March 27, 2009 - Northeast Texas

A powerful spring storm moving southeast out of the Rockies and across north Texas was poised to spawn widespread severe weather across northeast Texas, north Louisiana, and south Arkansas during the afternoon hours of March 27.  Four days prior to this system moving through the area, a series of upper level short waves had produced several rounds of severe weather across the deep south.  This day was no exception.  A small, but potent short wave was indicated moving out of south Texas during the morning of March 27.  By noon, severe thunderstorms began to develop across southeast Texas moving to the east-northeast into central and southwest Louisiana.
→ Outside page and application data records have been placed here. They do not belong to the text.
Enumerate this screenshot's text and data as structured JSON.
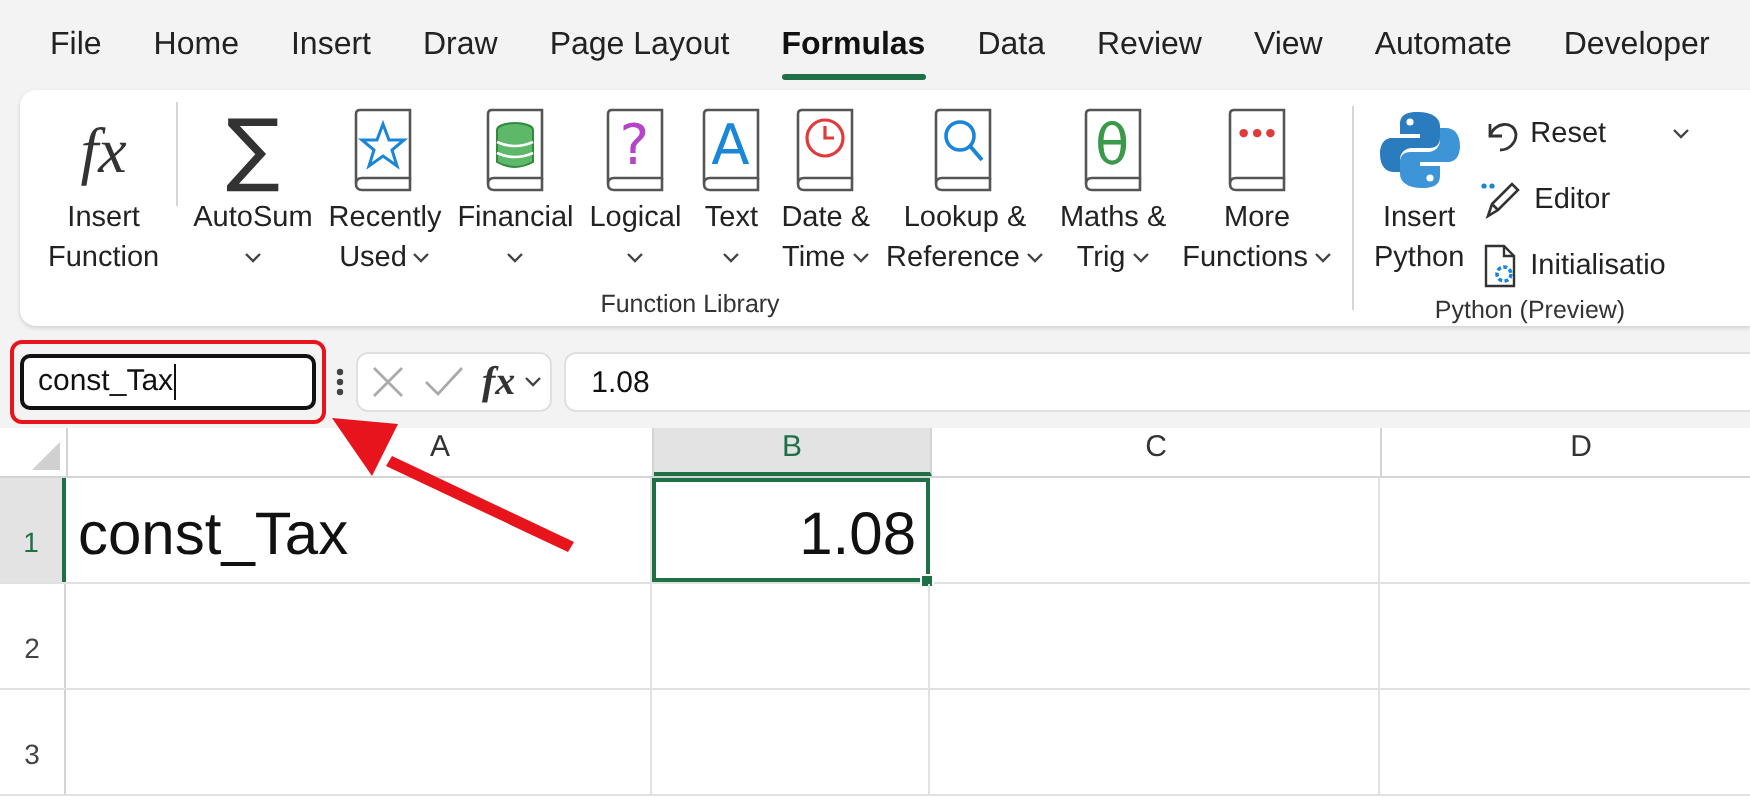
{
  "menu": [
    {
      "label": "File",
      "selected": false
    },
    {
      "label": "Home",
      "selected": false
    },
    {
      "label": "Insert",
      "selected": false
    },
    {
      "label": "Draw",
      "selected": false
    },
    {
      "label": "Page Layout",
      "selected": false
    },
    {
      "label": "Formulas",
      "selected": true
    },
    {
      "label": "Data",
      "selected": false
    },
    {
      "label": "Review",
      "selected": false
    },
    {
      "label": "View",
      "selected": false
    },
    {
      "label": "Automate",
      "selected": false
    },
    {
      "label": "Developer",
      "selected": false
    }
  ],
  "ribbon": {
    "groups": [
      {
        "title": "Function Library",
        "buttons": [
          {
            "glyph": "fx",
            "lines": [
              "Insert",
              "Function"
            ],
            "dropdown": false
          },
          {
            "glyph": "∑",
            "lines": [
              "AutoSum"
            ],
            "dropdown": true
          },
          {
            "lines": [
              "Recently",
              "Used"
            ],
            "dropdown": true
          },
          {
            "lines": [
              "Financial"
            ],
            "dropdown": true
          },
          {
            "glyph": "?",
            "lines": [
              "Logical"
            ],
            "dropdown": true
          },
          {
            "glyph": "A",
            "lines": [
              "Text"
            ],
            "dropdown": true
          },
          {
            "lines": [
              "Date &",
              "Time"
            ],
            "dropdown": true
          },
          {
            "lines": [
              "Lookup &",
              "Reference"
            ],
            "dropdown": true
          },
          {
            "glyph": "θ",
            "lines": [
              "Maths &",
              "Trig"
            ],
            "dropdown": true
          },
          {
            "glyph": "•••",
            "lines": [
              "More",
              "Functions"
            ],
            "dropdown": true
          }
        ]
      },
      {
        "title": "Python (Preview)",
        "buttons": [
          {
            "lines": [
              "Insert",
              "Python"
            ],
            "dropdown": false
          }
        ],
        "small_buttons": [
          {
            "label": "Reset",
            "dropdown": true
          },
          {
            "label": "Editor",
            "dropdown": false
          },
          {
            "label": "Initialisatio",
            "dropdown": false
          }
        ]
      }
    ]
  },
  "formula_bar": {
    "name_box": "const_Tax",
    "function_glyph": "fx",
    "formula": "1.08"
  },
  "sheet": {
    "columns": [
      {
        "label": "A",
        "selected": false
      },
      {
        "label": "B",
        "selected": true
      },
      {
        "label": "C",
        "selected": false
      },
      {
        "label": "D",
        "selected": false
      }
    ],
    "rows": [
      {
        "label": "1",
        "selected": true,
        "cells": [
          {
            "text": "const_Tax",
            "selected": false
          },
          {
            "text": "1.08",
            "selected": true
          }
        ]
      },
      {
        "label": "2",
        "selected": false
      },
      {
        "label": "3",
        "selected": false
      }
    ]
  },
  "annotations": {
    "highlight_box": true,
    "arrow": true
  }
}
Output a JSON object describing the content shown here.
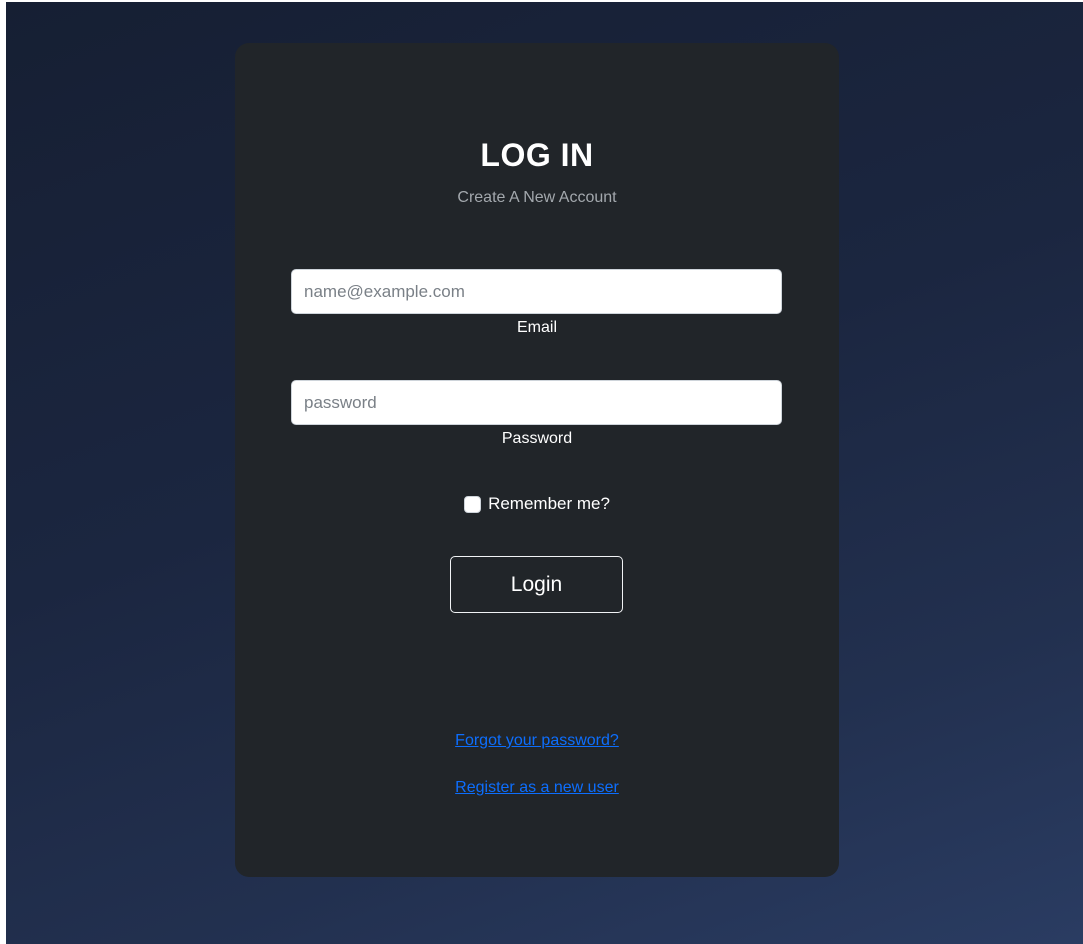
{
  "login_card": {
    "title": "LOG IN",
    "subtitle": "Create A New Account",
    "email": {
      "placeholder": "name@example.com",
      "value": "",
      "label": "Email"
    },
    "password": {
      "placeholder": "password",
      "value": "",
      "label": "Password"
    },
    "remember_me": {
      "label": "Remember me?",
      "checked": false
    },
    "login_button_label": "Login",
    "links": {
      "forgot_password": "Forgot your password?",
      "register": "Register as a new user"
    }
  },
  "colors": {
    "card_background": "#212529",
    "page_gradient_start": "#161f33",
    "page_gradient_end": "#2a3c62",
    "link": "#0d6efd",
    "subtitle": "#a3a8ad"
  }
}
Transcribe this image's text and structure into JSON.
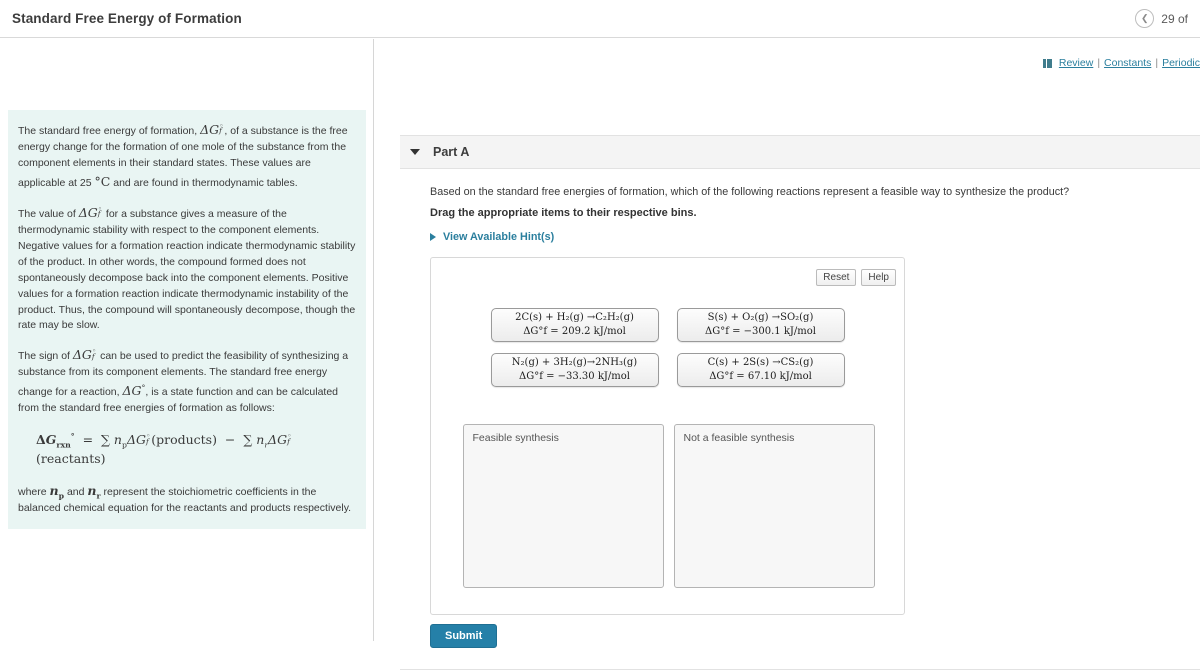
{
  "topbar": {
    "title": "Standard Free Energy of Formation",
    "prev_icon": "chevron-left-icon",
    "pager_text": "29 of"
  },
  "toolbar": {
    "review_label": "Review",
    "constants_label": "Constants",
    "periodic_label": "Periodic",
    "separator": "|",
    "book_icon": "book-icon"
  },
  "sidebar": {
    "paragraphs": [
      "The standard free energy of formation, @DGf@, of a substance is the free energy change for the formation of one mole of the substance from the component elements in their standard states. These values are applicable at 25 @degC@ and are found in thermodynamic tables.",
      "The value of @DGf@ for a substance gives a measure of the thermodynamic stability with respect to the component elements. Negative values for a formation reaction indicate thermodynamic stability of the product. In other words, the compound formed does not spontaneously decompose back into the component elements. Positive values for a formation reaction indicate thermodynamic instability of the product. Thus, the compound will spontaneously decompose, though the rate may be slow.",
      "The sign of @DGf@ can be used to predict the feasibility of synthesizing a substance from its component elements. The standard free energy change for a reaction, @DGo@, is a state function and can be calculated from the standard free energies of formation as follows:"
    ],
    "p1_a": "The standard free energy of formation, ",
    "p1_b": ", of a substance is the free energy change for the formation of one mole of the substance from the component elements in their standard states. These values are applicable at 25 ",
    "p1_c": " and are found in thermodynamic tables.",
    "p2_a": "The value of ",
    "p2_b": " for a substance gives a measure of the thermodynamic stability with respect to the component elements. Negative values for a formation reaction indicate thermodynamic stability of the product. In other words, the compound formed does not spontaneously decompose back into the component elements. Positive values for a formation reaction indicate thermodynamic instability of the product. Thus, the compound will spontaneously decompose, though the rate may be slow.",
    "p3_a": "The sign of ",
    "p3_b": " can be used to predict the feasibility of synthesizing a substance from its component elements. The standard free energy change for a reaction, ",
    "p3_c": ", is a state function and can be calculated from the standard free energies of formation as follows:",
    "equation": "ΔG°rxn = Σ np ΔG°f(products) − Σ nr ΔG°f(reactants)",
    "p4_a": "where ",
    "p4_b": " and ",
    "p4_c": " represent the stoichiometric coefficients in the balanced chemical equation for the reactants and products respectively."
  },
  "part": {
    "collapse_icon": "triangle-down-icon",
    "label": "Part A",
    "question": "Based on the standard free energies of formation, which of the following reactions represent a feasible way to synthesize the product?",
    "instruction": "Drag the appropriate items to their respective bins.",
    "hint_icon": "triangle-right-icon",
    "hint_label": "View Available Hint(s)"
  },
  "answer_area": {
    "reset_label": "Reset",
    "help_label": "Help",
    "tiles": [
      {
        "id": "tile-c2h2",
        "equation": "2C(s) + H₂(g) →C₂H₂(g)",
        "delta_g": "ΔG°f = 209.2 kJ/mol",
        "value": 209.2,
        "unit": "kJ/mol"
      },
      {
        "id": "tile-so2",
        "equation": "S(s) + O₂(g) →SO₂(g)",
        "delta_g": "ΔG°f = −300.1 kJ/mol",
        "value": -300.1,
        "unit": "kJ/mol"
      },
      {
        "id": "tile-nh3",
        "equation": "N₂(g) + 3H₂(g)→2NH₃(g)",
        "delta_g": "ΔG°f = −33.30 kJ/mol",
        "value": -33.3,
        "unit": "kJ/mol"
      },
      {
        "id": "tile-cs2",
        "equation": "C(s) + 2S(s) →CS₂(g)",
        "delta_g": "ΔG°f = 67.10 kJ/mol",
        "value": 67.1,
        "unit": "kJ/mol"
      }
    ],
    "bins": [
      {
        "id": "bin-feasible",
        "label": "Feasible synthesis",
        "items": []
      },
      {
        "id": "bin-not-feasible",
        "label": "Not a feasible synthesis",
        "items": []
      }
    ]
  },
  "footer": {
    "submit_label": "Submit"
  },
  "colors": {
    "accent_link": "#2b7f9e",
    "submit_bg": "#2580a8",
    "sidebar_card_bg": "#e9f5f3",
    "part_header_bg": "#f4f4f4"
  }
}
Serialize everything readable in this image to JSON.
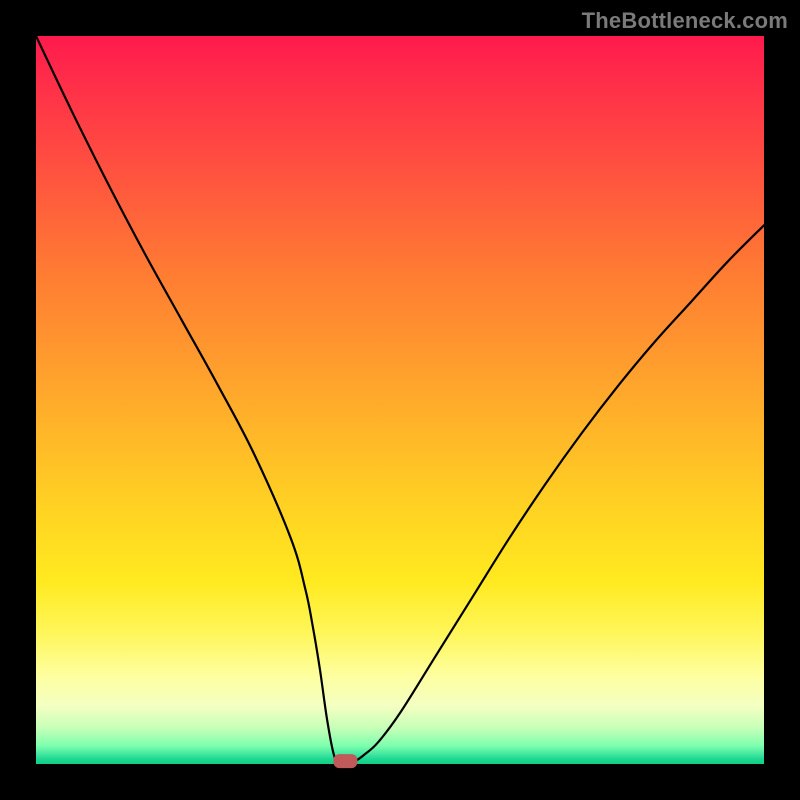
{
  "watermark": "TheBottleneck.com",
  "chart_data": {
    "type": "line",
    "title": "",
    "xlabel": "",
    "ylabel": "",
    "xlim": [
      0,
      100
    ],
    "ylim": [
      0,
      100
    ],
    "grid": false,
    "series": [
      {
        "name": "curve",
        "x": [
          0,
          5,
          10,
          15,
          20,
          25,
          30,
          35,
          37,
          38,
          39,
          40,
          41,
          42,
          43,
          44,
          45,
          47,
          50,
          55,
          60,
          65,
          70,
          75,
          80,
          85,
          90,
          95,
          100
        ],
        "values": [
          100,
          89.5,
          79.5,
          70,
          61,
          52,
          42.5,
          31,
          24,
          19,
          13,
          6,
          1,
          0.2,
          0.2,
          0.5,
          1.2,
          3,
          7,
          15,
          23,
          31,
          38.5,
          45.5,
          52,
          58,
          63.5,
          69,
          74
        ]
      }
    ],
    "annotations": [
      {
        "type": "marker",
        "shape": "rounded-rect",
        "x": 42.5,
        "y": 0.4,
        "color": "#c05a5a"
      }
    ],
    "background_gradient": {
      "top": "#ff1a4d",
      "bottom": "#0fcf86"
    }
  },
  "icons": {
    "marker": "rounded-rect-marker"
  }
}
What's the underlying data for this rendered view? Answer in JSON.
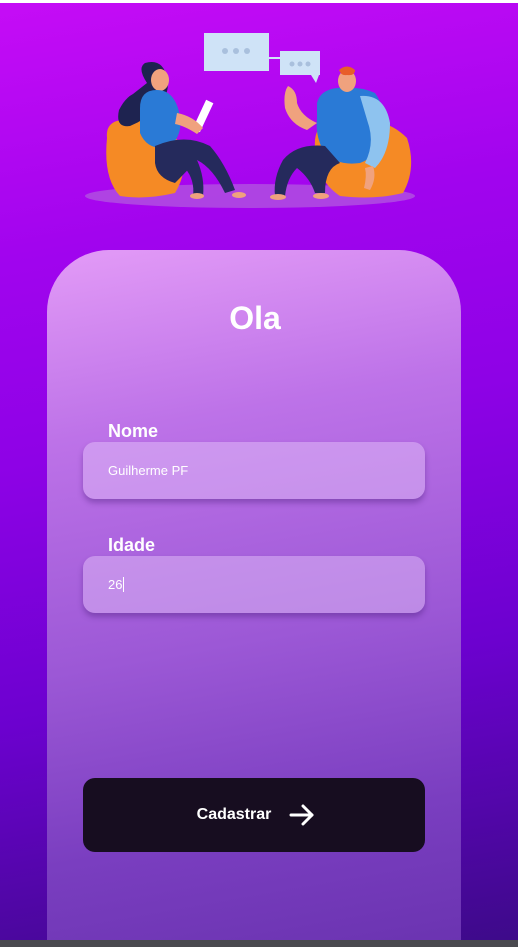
{
  "header": {
    "title": "Ola",
    "illustration": "two-people-chatting-illustration"
  },
  "form": {
    "fields": [
      {
        "label": "Nome",
        "value": "Guilherme PF"
      },
      {
        "label": "Idade",
        "value": "26"
      }
    ],
    "submit": {
      "label": "Cadastrar",
      "icon": "arrow-right-icon"
    }
  },
  "colors": {
    "background_top": "#c60cf6",
    "background_bottom": "#3c0a88",
    "card_top": "#e39bf7",
    "card_bottom": "#6a33b0",
    "button": "#170d20",
    "text": "#ffffff"
  }
}
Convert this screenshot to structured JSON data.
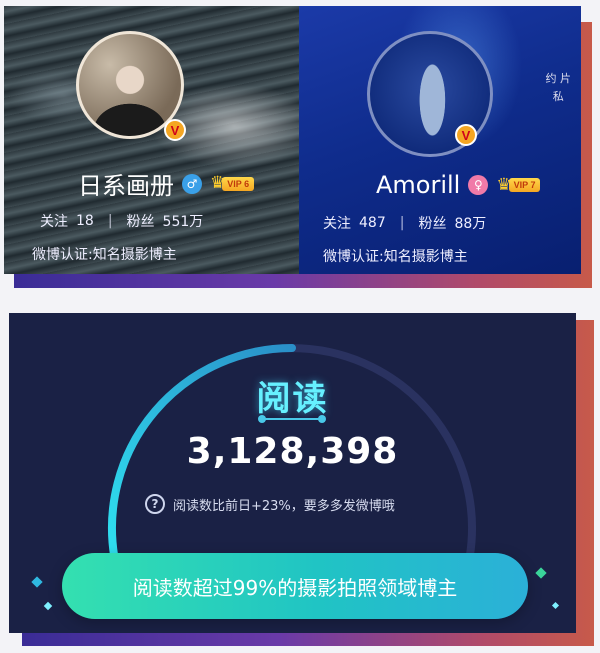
{
  "profiles": [
    {
      "name": "日系画册",
      "gender_icon": "♂",
      "vip_label": "VIP 6",
      "following_label": "关注",
      "following": "18",
      "followers_label": "粉丝",
      "followers": "551万",
      "verification": "微博认证:知名摄影博主"
    },
    {
      "name": "Amorill",
      "gender_icon": "♀",
      "vip_label": "VIP 7",
      "following_label": "关注",
      "following": "487",
      "followers_label": "粉丝",
      "followers": "88万",
      "verification": "微博认证:知名摄影博主",
      "side_text_1": "约 片",
      "side_text_2": "私"
    }
  ],
  "verified_badge": "V",
  "vip_crown_icon": "crown-icon",
  "reads": {
    "title": "阅读",
    "count": "3,128,398",
    "hint_icon": "?",
    "hint": "阅读数比前日+23%，要多多发微博哦",
    "gauge_level": 0.5
  },
  "cta": {
    "label": "阅读数超过99%的摄影拍照领域博主"
  },
  "colors": {
    "accent_cyan": "#66f0ff",
    "panel_bg": "#1a2145",
    "cta_start": "#34e0b0",
    "cta_end": "#2bb0d8",
    "vip_gold": "#f5a623"
  }
}
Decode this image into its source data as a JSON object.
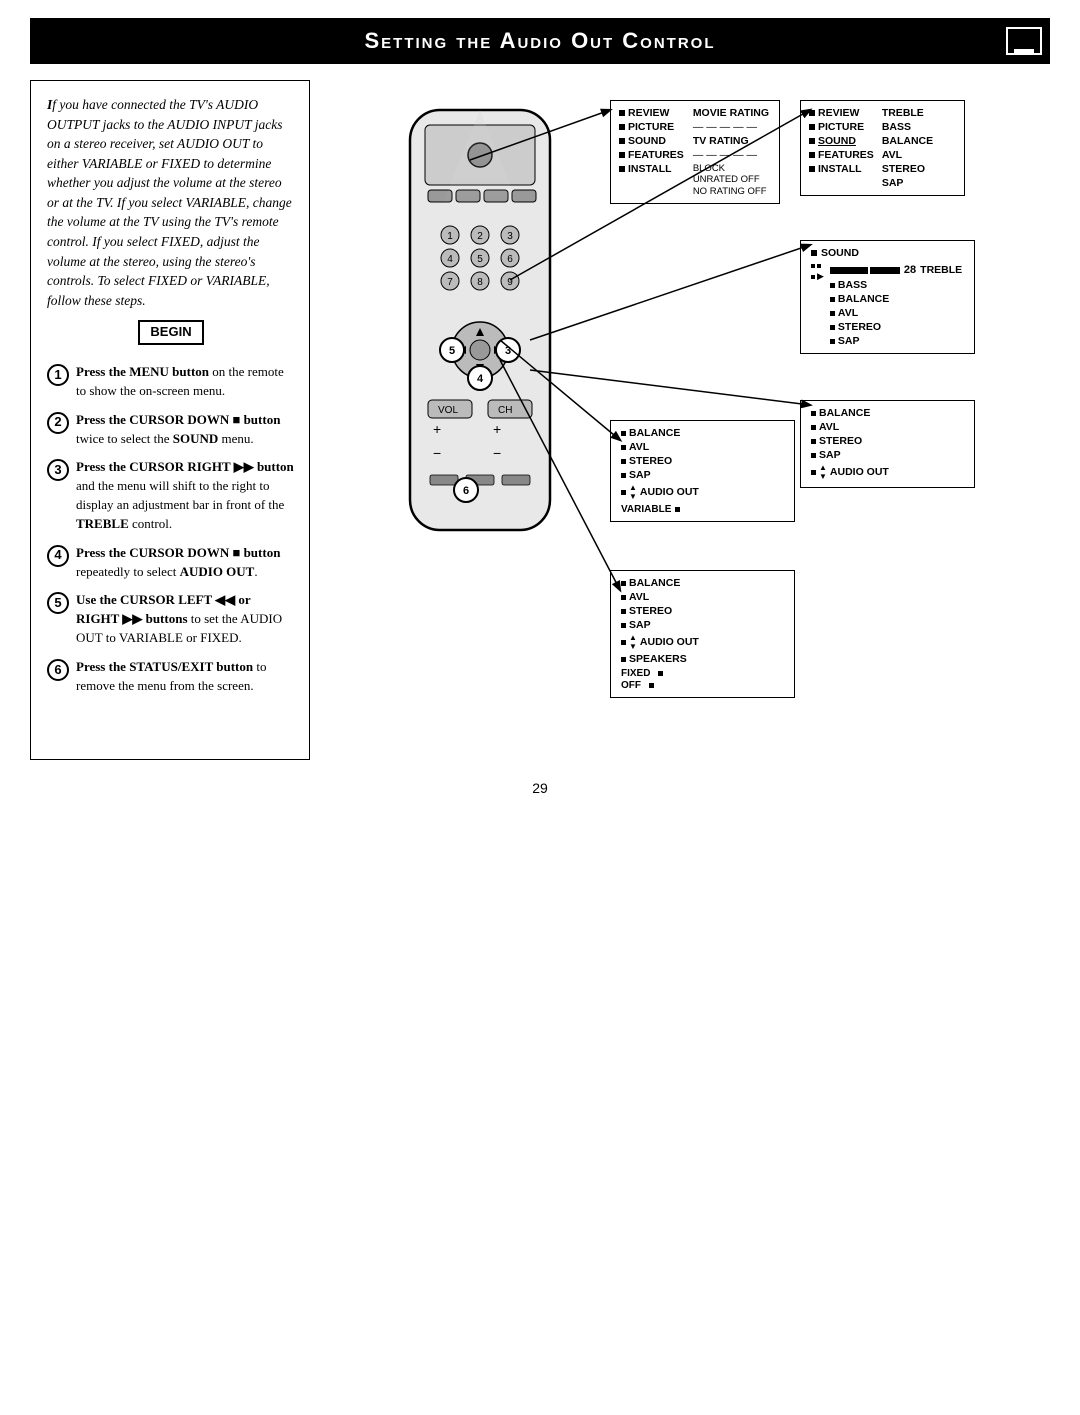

Concern was these storms would disrupt the return southerly flow out of the gulf preventing the severe outbreak predicted in north Louisiana and northeast Texas.  After arriving in Shreveport we decided that the storms to the south were of the high-precipitation (HP) variety and chase conditions with the terrain (many tall trees) would prevent a good view of the storm.  Therefore, we continued west to Tyler.  Upon arriving at Tyler around 4:30 PM, several bands of showers and a few thunderstorms began developing along and ahead of the dryline.  It was immediately evident (see the photo above and those below) the towers were limited in upward motion.

This was the trend.  We dissected the forming squall line several times but no severe weather could be found.  The initial line quickly weakened and a new line developed just west of the Texas-Louisiana border.  These storms had a little more energy with them as they cross the Red River near Shreveport prompting a severe thunderstorm warning.  We penetrated this line between Bossier City and Minden and experienced gusty winds of around 30 mph and heavy rain - but nothing severe.

We arrived back home in Monroe around 10:30 PM in time for the southern-most cell of the line to accelerate forward and develop a cyclonic signature on Doppler prompting a tornado warning for Ouachita and surrounding parishes.  The signature persisted to the Mississippi River.